Distant influences of amygdala lesion on visual cortical activation during emotional face processing
.
Nature Neuroscience
,
7
,
1271
1278
.
Wendt
,
J.
,
Schmidt
,
L. E.
,
Lotze
,
M.
, &
Hamm
,
A. O.
(
2012
).
Mechanisms of change: Effects of repetitive exposure to feared stimuli on the brain's fear network
.
Psychophysiology
,
49
,
1319
1329
.
Winecoff
,
A.
,
Clithero
,
J. A.
,
Carter
,
R. M.
,
Bergman
,
S. R.
,
Wang
,
L.
, &
Huettel
,
S. A.
(
2013
).
Ventromedial prefrontal cortex encodes emotional value
.
Journal of Neuroscience
,
33
,
11032
11039
.
Wright
,
C. I.
,
Fischer
,
H.
,
Whalen
,
P. J.
,
McInerney
,
S. C.
,
Shin
,
L. M.
, &
Rauch
,
S. L.
(
2001
).
Differential prefrontal cortex and amygdala habituation to repeatedly presented emotional stimuli
.
NeuroReport
,
12
,
379
383
.
Yang
,
J.
,
Cao
,
Z.
,
Xu
,
X.
, &
Chen
,
G.
(
2012
).

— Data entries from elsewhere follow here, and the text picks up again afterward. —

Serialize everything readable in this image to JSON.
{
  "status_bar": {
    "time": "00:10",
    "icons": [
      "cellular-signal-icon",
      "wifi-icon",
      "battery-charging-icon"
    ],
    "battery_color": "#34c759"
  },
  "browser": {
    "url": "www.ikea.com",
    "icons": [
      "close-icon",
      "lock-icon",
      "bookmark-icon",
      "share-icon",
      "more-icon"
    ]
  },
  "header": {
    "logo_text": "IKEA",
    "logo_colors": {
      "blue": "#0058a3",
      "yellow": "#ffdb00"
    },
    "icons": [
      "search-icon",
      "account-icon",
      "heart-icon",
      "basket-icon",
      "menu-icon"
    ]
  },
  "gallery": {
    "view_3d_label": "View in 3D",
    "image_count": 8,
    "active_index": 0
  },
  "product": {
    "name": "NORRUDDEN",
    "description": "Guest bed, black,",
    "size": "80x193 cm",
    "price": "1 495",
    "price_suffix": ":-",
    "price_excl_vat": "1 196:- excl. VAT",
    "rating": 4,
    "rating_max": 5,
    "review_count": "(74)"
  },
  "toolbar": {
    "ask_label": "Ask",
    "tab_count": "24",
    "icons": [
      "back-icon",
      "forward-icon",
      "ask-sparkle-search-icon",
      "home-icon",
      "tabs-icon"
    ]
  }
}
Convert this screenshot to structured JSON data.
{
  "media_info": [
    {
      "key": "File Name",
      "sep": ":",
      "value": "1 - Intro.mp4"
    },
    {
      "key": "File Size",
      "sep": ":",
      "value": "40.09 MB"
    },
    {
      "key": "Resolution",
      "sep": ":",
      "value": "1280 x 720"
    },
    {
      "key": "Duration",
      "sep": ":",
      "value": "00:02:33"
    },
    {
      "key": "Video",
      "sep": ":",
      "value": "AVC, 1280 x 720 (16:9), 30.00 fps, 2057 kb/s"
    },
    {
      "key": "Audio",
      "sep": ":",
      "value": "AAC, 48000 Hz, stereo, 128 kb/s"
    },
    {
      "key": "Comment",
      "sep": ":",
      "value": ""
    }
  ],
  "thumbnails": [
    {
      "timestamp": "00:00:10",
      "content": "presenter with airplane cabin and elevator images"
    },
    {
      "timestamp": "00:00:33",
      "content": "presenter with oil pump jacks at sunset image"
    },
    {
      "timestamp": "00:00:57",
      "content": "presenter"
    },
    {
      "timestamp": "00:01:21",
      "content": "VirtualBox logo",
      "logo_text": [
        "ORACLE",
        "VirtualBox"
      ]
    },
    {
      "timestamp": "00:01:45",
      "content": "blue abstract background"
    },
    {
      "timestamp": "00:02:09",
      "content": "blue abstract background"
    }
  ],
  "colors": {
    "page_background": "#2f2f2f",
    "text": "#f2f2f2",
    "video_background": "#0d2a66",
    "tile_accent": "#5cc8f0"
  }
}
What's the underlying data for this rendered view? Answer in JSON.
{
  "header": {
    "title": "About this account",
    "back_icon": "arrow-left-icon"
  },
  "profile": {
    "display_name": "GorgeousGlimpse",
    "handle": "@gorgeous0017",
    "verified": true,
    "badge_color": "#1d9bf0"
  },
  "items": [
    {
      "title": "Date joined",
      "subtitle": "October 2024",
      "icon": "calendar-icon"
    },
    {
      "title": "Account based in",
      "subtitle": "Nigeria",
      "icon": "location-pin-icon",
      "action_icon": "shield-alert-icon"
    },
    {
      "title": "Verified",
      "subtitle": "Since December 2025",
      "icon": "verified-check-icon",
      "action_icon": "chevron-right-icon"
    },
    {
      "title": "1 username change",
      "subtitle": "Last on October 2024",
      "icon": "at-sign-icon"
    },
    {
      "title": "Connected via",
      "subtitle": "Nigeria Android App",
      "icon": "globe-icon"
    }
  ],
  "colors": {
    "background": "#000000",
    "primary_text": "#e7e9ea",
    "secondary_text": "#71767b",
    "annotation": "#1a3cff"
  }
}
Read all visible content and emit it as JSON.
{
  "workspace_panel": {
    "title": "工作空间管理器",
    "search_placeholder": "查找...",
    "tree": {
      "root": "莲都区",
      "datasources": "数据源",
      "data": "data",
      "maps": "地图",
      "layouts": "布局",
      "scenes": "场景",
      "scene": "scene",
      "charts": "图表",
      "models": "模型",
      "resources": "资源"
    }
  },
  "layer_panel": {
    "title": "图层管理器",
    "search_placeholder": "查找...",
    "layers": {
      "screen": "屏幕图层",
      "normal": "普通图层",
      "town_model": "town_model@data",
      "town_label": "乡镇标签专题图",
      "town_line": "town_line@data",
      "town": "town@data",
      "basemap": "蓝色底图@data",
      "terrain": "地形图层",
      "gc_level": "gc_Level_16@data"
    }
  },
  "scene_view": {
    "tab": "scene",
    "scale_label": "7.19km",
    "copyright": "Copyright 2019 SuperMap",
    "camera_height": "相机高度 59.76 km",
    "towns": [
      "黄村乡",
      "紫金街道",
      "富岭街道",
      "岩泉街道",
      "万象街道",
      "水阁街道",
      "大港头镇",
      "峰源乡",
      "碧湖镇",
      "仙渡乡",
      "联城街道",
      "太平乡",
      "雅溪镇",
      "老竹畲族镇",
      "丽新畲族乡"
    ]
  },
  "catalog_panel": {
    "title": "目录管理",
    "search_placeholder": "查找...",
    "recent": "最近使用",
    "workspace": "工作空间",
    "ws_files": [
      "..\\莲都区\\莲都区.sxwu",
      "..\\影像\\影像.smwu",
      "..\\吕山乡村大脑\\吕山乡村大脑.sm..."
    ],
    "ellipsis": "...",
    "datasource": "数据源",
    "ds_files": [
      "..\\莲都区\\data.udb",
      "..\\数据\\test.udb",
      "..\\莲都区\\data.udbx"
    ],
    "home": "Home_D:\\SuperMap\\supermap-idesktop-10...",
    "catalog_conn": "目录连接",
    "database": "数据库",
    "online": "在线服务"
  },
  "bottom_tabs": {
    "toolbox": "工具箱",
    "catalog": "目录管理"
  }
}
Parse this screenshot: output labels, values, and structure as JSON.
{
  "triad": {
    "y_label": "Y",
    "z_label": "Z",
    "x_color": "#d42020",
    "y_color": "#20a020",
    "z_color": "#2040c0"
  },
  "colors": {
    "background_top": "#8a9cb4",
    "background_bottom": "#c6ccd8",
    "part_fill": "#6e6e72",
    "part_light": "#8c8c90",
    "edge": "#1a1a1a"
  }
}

The amygdala is involved in affective priming effect for fearful faces
.
Brain and Cognition
,
80
,
15
22
.